Democrats in Kansas are describing new proposals to recruit undocumented workers for the state's agriculture industry as "hypocrisy" and "profiteering."
Their opposition surrounds proposals from the state Department of Agriculture and the state's business community to make it easier for agricultural-related businesses to recruit undocumented workers to fill positions that advocates say are hard to fill with American citizens. These latest proposals follow rules passed by Gov. San Brownback (R) that prohibit minor American citizens who are the children of undocumented immigrants from receiving food stamps, and assistance from the Kansas secretary of state to Arizona and Alabama in writing controversial immigration legislation.
"The people who will end up supporting this in the Legislature are the people who are against immigration," said state Rep. Mike Slattery (D-Mission). "This is profiteering."
The proposals that Slattery and his fellow Democrats are opposing include a measure being pushed by the Business Coalition, an advocacy group of business organizations and the state's Chamber of Commerce. The measure would allow for the state to support undocumented immigrants seeking permission from the federal government to work in Kansas. The state would also create pools of workers to staff agriculture industries in the western part of the state.
Former State Agriculture Secretary Allie Devine, who represents the Business Coalition, said such a measure would help fill agriculture industry jobs in the half of the state that has less unemployment than other parts of Kansas. Kansas Department of Agriculture statistics have the state's total unemployment rate at 6.5 percent, while the western half is at 4.4 percent. Devine said it has been tough for agriculture-related businesses to recruit workers.
"Being in the middle of the country, we need workers," she said.

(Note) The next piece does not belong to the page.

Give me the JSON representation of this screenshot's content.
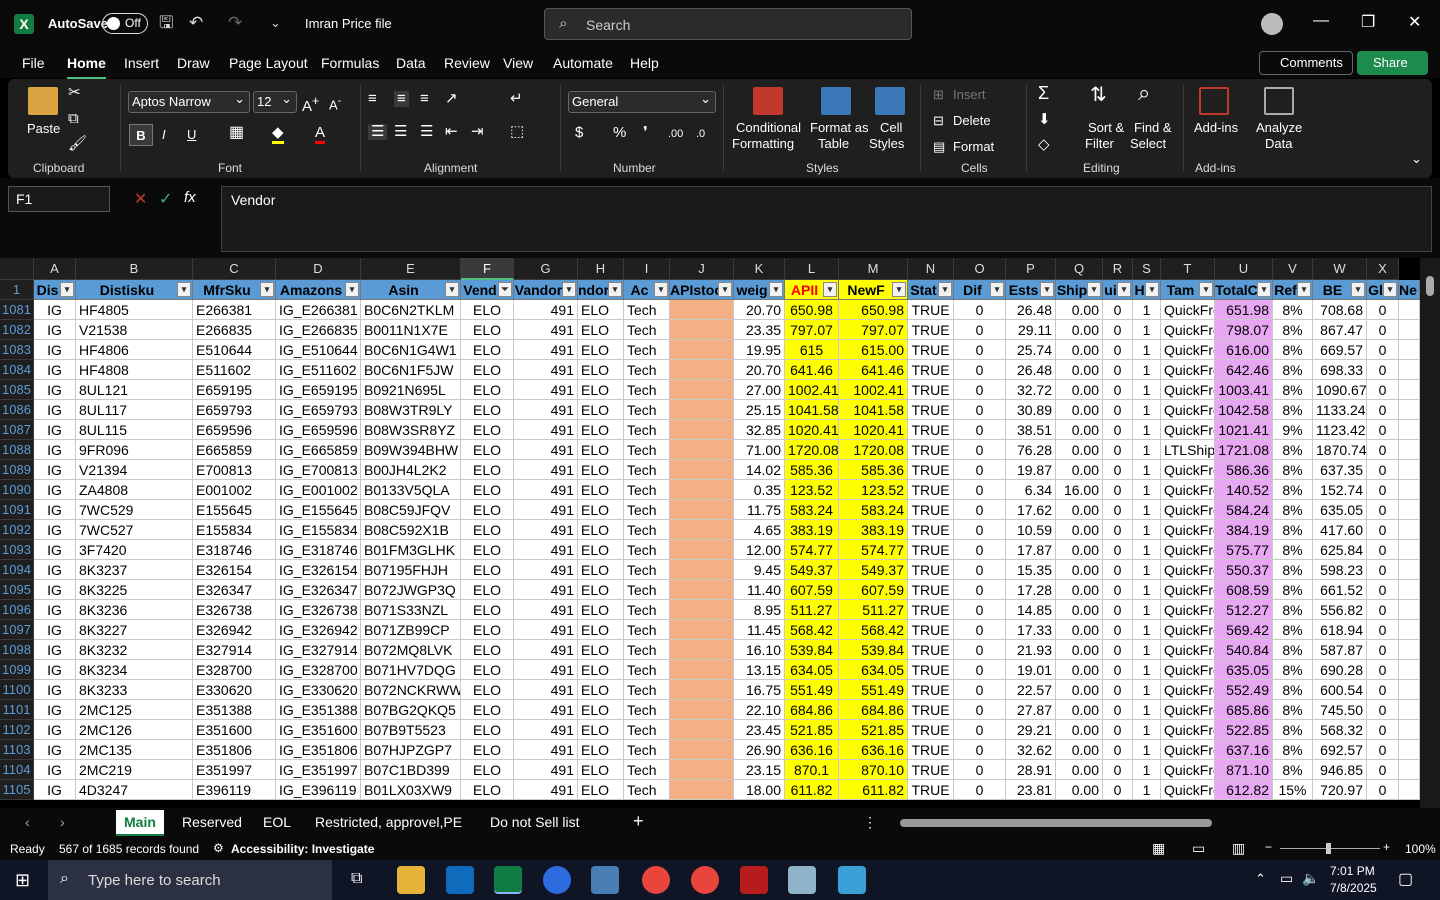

The Business Coalition proposal comes days after current Kansas Agriculture Secretary Dale Rodman said he met with federal homeland security officials about seeking a waiver for the state's agriculture industry in terms of undocumented workers. Rodman's spokeswoman, Chelsea Good, said that the waiver idea came about from Rodman's desire to fill agriculture-related jobs.
Good said that Rodman has not received feedback from the federal government on the waiver request, and said that the agriculture department has not taken a stand on the Business Coalition bill. Brownback and Secretary of State Kris Kobach (R) have both come out against the coalition bill. Members of the Business Coalition have traditionally been aligned with Republicans in Kansas. Devine, who represents the coalition, was agriculture secretary in the cabinet of former Gov. Bill Graves (R).
Kansas has had a long history with immigration-related bans, with Kobach working with Arizona and Alabama officials on their legislation. Proposals in Kansas similar to those states' laws failed after a Republican state legislator proposed shooting immigrants from helicopters. The state also regularly considers legislation regarding banning in-state tuition at state colleges for undocumented immigrants who have graduated from Kansas high schools.
Devine said that the Business Coalition has not taken a position on the food stamp legislation already passed in Kansas or other related measures, noting that they have primarily been handled by other groups. She said the group is focused primarily on economic-related issues.
Slattery, the chief Democrat on the House economic development committee, said he and other party members are looking at fairness, noting that state policy prohibits workers compensation for undocumented immigrants. He also said creation of "living wage jobs" for residents was on the Democrats' agenda for year.
"It is the greatest degree of hypocrisy I've seen on this issue," Slattery said. "We want to pay you minimum wage and we will not even give food stamps to your kids, even if they are U.S. citizens."